8 We drove to a restaurant for dinner. It is the site of an old sugar cane refinery and there was cool equipment lining the property. We saw geckos and a peacock. I had a delicious pineapple smoothie and ate chicken with rice. We then rode to a preschool. The kids were so happy to see us and got out so much energy through singing and dancing before their meal was served. One little boy wanted to see my camera and wouldn t stop poking me. I helped to feed an adorable little girl. After the kids were done eating, we drove by a small market with so many different crafts. We had a chance to visit Lord s home, which was basically a tiny shed that was for him, his wife and his three kids. I was so shocked at the living conditions. After the earthquake, he said that all that they had to sleep on was a slab of concrete. We went out to dinner at a place called Koyokos that had live music.
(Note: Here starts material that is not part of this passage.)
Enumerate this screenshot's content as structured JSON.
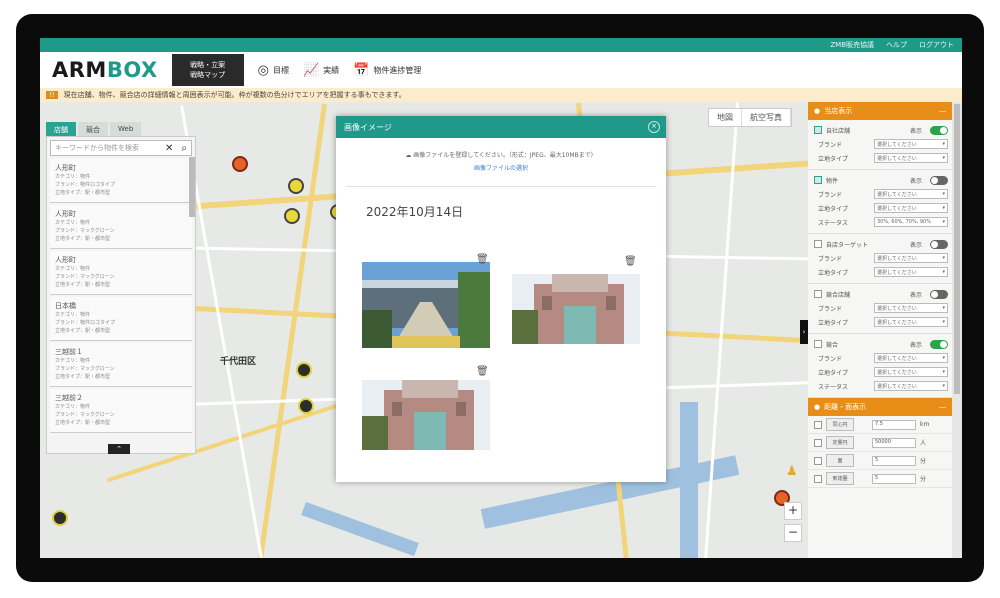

We all ended up on the stage and were dancing to one of the songs. We all crammed into a small vehicle, and it was so hot. It was such a wonderful day to conclude our time in Haiti. Saturday, March 7 We headed back toward home, and the last sight from the airplane was a beautiful sunset. It was the perfect ending to an amazing journey.